The reversal test is a technique for fighting status quo bias in judgments about the preferred value of a continuous parameter. If one deems the change of the parameter in one direction to be undesirable, the reversal test is to check that either the change of that parameter in the opposite direction (away from status quo) is deemed desirable, or that there are strong reasons to expect that the current value of the parameter is (at least locally) the optimal one.

For example, if it became possible to increase the human lifespan, some would argue that it would be undesirable for people to live longer because, say, overpopulation would be difficult to manage. The reversal test is then to check that the same people accept that shorter lifespan is desirable, or that there are really strong reasons to believe that the current lifespan happens to be optimal.

The rationale of the Reversal Test is simple: if a continuous parameter admits of a wide range of possible values, only a tiny subset of which can be local optima, then it is prima facie implausible that the actual value of that parameter should just happen to be at one of these rare local optima [...] the burden of proof shifts to those who maintain that some actual parameter is at such a local optimum: they need to provide some good reason for supposing that it is so.

Obviously, the Reversal Test does not show that preferring the status quo is always unjustified.
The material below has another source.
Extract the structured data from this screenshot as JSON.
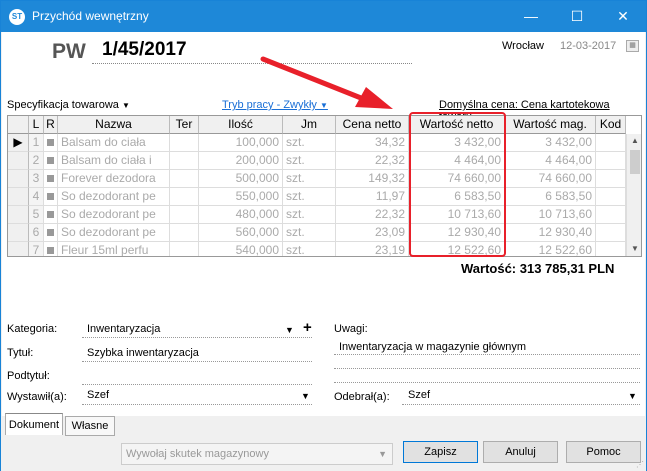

In many cases, it is possible to meet the challenge posed by the Reversal Test

The reversal test: eliminating status quo bias in applied ethics

Main article

  • Nick Bostrom, Toby Ord (2006). "The reversal test: eliminating status quo bias in applied ethics". Ethics (University of Chicago Press) 116 (4): 656-679.  (PDF)

See also

External links